Posts Tagged: customers
An app-user types out an order on his hand-held device. (Photo: Billion Photos, via Shutterstock)
OPINION: The economic devastation of the pandemic is well-chronicled. At its peak, more than two million Californians lost their jobs. In the wake of such devastation, a recent report found that app-based rideshare and food delivery platforms helped provide earnings for displaced or struggling workers, and helped keep many restaurants and retailers afloat.
Solar energy units atop houses in Vista, in northern San Diego County. (Photo: Simone Hgan, via Shutterstock)
OPINION: Over the past few weeks, we have seen an increase in activity and misinformation from opponents of AB 1139, California Solar Equity and Ratepayer Relief legislation, authored by Assemblymember Lorena Gonzalez (D-San Diego).
Industrial propane tanks. (Photo: RazorbackAlum, via Shutterstock)
ANALYSIS: Among the numerous advocates for a wider range of lower-carbon options in the U.S. is one group who’ve not received much attention: the propane industry. Given the trends on propane usage and production, that may very well change in 2021. Propane advocates think that their fuel is not getting the kind of attention that it deserves from policy-makers, regulators, and environmental lobbyists.
Residential water sprinklers in action. (Photo: Fahroni, via Shutterstock)
OPINION: For over a decade, Californians have been dealing with unpredictable and confusing water surcharges. That could change if the state’s Public Utilities Commission (CPUC) votes to adopt a program recommended by the Public Advocates Office (Cal Advocates) as soon as Aug. 27.
Sprinklers watering a field in Scotts Valley, Calif. (Photo: Michael Barajas, via Shutterstock)
As early as Aug. 6, the California Public Utilities Commission (CPUC) could vote to adopt a proposal that would eliminate a best-practice regulatory tool – known as decoupling – that currently removes the incentive of water suppliers to sell more water.
Illustration by Quentin Lueninghoener, FairWarning.
This sounds too good to be true, was one of Brenda Ortiz’s first thoughts when a salesman showed up at her front door in Riverside County in October 2018. He was with Vivint Solar, Ortiz recalled him saying, and was working with her local utility, Southern California Edison, to find people who qualified for free solar panels.
Transmission tower with power lines surrounded by trees. <(Photo: Pictures_n_Photos, via Shutterstock)
OPINION: The devastation of fire season in wine country and southern California has only been compounded by never-ending public safety power shutoffs across the state.

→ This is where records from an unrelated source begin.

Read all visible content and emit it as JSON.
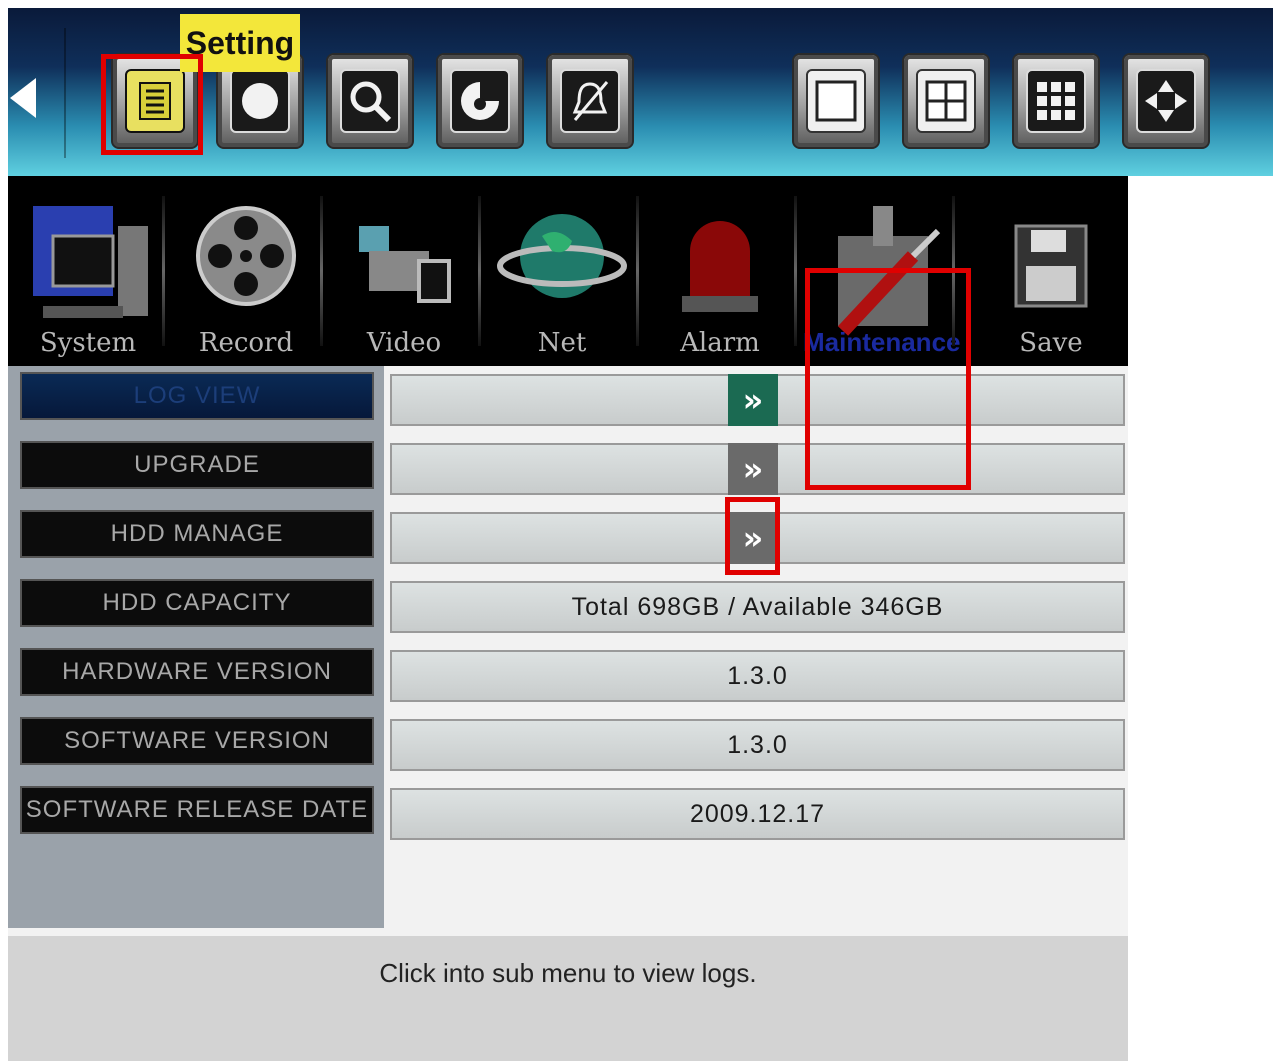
{
  "toolbar": {
    "tooltip": "Setting",
    "buttons": [
      {
        "name": "setting-icon"
      },
      {
        "name": "record-icon"
      },
      {
        "name": "search-icon"
      },
      {
        "name": "ptz-icon"
      },
      {
        "name": "alarm-mute-icon"
      },
      {
        "name": "single-view-icon"
      },
      {
        "name": "quad-view-icon"
      },
      {
        "name": "nine-view-icon"
      },
      {
        "name": "ptz-direction-icon"
      }
    ]
  },
  "categories": [
    {
      "label": "System",
      "icon": "computer-icon"
    },
    {
      "label": "Record",
      "icon": "film-reel-icon"
    },
    {
      "label": "Video",
      "icon": "camera-icon"
    },
    {
      "label": "Net",
      "icon": "globe-icon"
    },
    {
      "label": "Alarm",
      "icon": "siren-icon"
    },
    {
      "label": "Maintenance",
      "icon": "tools-icon",
      "active": true
    },
    {
      "label": "Save",
      "icon": "floppy-icon"
    }
  ],
  "rows": [
    {
      "label": "LOG VIEW",
      "value": "",
      "arrow": "»",
      "selected": true
    },
    {
      "label": "UPGRADE",
      "value": "",
      "arrow": "»"
    },
    {
      "label": "HDD MANAGE",
      "value": "",
      "arrow": "»"
    },
    {
      "label": "HDD CAPACITY",
      "value": "Total 698GB / Available 346GB"
    },
    {
      "label": "HARDWARE VERSION",
      "value": "1.3.0"
    },
    {
      "label": "SOFTWARE VERSION",
      "value": "1.3.0"
    },
    {
      "label": "SOFTWARE RELEASE DATE",
      "value": "2009.12.17"
    }
  ],
  "hint": "Click into sub menu to view logs.",
  "colors": {
    "annotation": "#e00000",
    "selected_arrow": "#1b6a52"
  }
}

While the purpose of power shutoffs by utility companies, like PG&E, is to prevent their uninspected equipment from catching fire during hot, windy weather, the constant lack of power is an unacceptable solution for California homeowners and business owners and their operations.

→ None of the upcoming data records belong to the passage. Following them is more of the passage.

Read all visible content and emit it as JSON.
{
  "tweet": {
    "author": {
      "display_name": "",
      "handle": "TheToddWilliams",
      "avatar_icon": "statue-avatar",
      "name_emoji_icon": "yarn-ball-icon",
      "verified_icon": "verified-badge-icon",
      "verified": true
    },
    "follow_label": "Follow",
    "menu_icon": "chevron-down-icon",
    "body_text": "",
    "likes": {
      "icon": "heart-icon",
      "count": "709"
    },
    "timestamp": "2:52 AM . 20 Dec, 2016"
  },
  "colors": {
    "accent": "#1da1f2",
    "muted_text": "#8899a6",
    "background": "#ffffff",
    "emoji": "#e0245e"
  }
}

Assembly candidates Elizabeth Betancourt, left, and Megan Dahle. (Photo illustration by Tim Foster, Capitol Weekly)
A husband and wife team in the Legislature — again? On Nov. 5, voters in California’s sprawling 1st Assembly District will choose between Republican Megan Dahle and Democrat Elizabeth Betancourt in a special election.
A resident watches smoke billowing from the Woolsey Fire, November, 2018, in Southern California. (Photo: BrittanyNY, via Shutterstock)

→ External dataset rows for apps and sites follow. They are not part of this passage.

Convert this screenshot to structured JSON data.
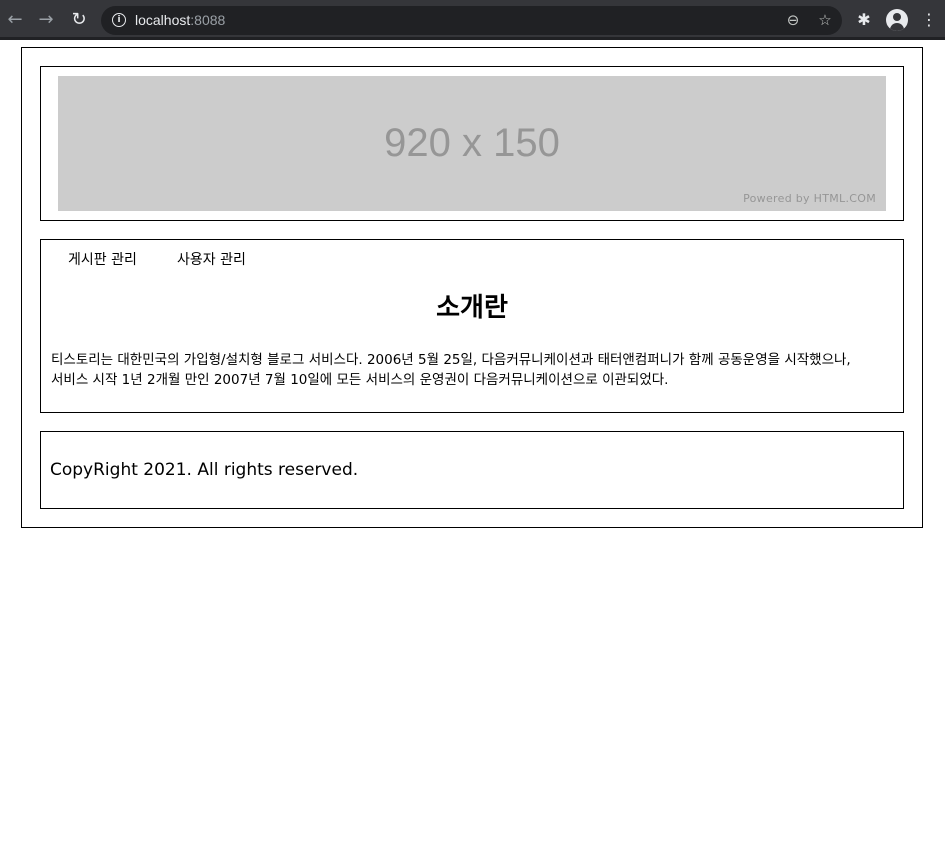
{
  "browser": {
    "url_host": "localhost",
    "url_port": ":8088",
    "back_icon": "←",
    "forward_icon": "→",
    "reload_icon": "↻",
    "info_icon": "i",
    "zoom_icon": "⊖",
    "bookmark_icon": "☆",
    "extensions_icon": "✱",
    "menu_icon": "⋮"
  },
  "header": {
    "banner_size": "920 x 150",
    "banner_credit": "Powered by HTML.COM"
  },
  "nav": {
    "items": [
      {
        "label": "게시판 관리"
      },
      {
        "label": "사용자 관리"
      }
    ]
  },
  "main": {
    "title": "소개란",
    "intro_line1": "티스토리는 대한민국의 가입형/설치형 블로그 서비스다. 2006년 5월 25일, 다음커뮤니케이션과 태터앤컴퍼니가 함께 공동운영을 시작했으나,",
    "intro_line2": "서비스 시작 1년 2개월 만인 2007년 7월 10일에 모든 서비스의 운영권이 다음커뮤니케이션으로 이관되었다."
  },
  "footer": {
    "text": "CopyRight 2021. All rights reserved."
  },
  "colors": {
    "chrome_bg": "#35363a",
    "omnibox_bg": "#202124",
    "banner_bg": "#cccccc",
    "banner_text": "#969696"
  }
}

OPINION: California is facing a wildfire crisis of epic proportions, and with the 2019 fire season already upon us, the immediate threat of yet another highly destructive and costly wildfire looms over communities all across the state. Everyone agrees that something must be done to address this crisis, and yet legislators still have not taken definitive action.
Grapes ready to be harvested in a Wine Country vineyard. (Photo: Lukasz Szwaj, via Shutterstock)
Wine from California vintners will now get equal treatment to sit atop Canadian store shelves under the terms of the recently renegotiated United States-Mexico-Canada Agreement.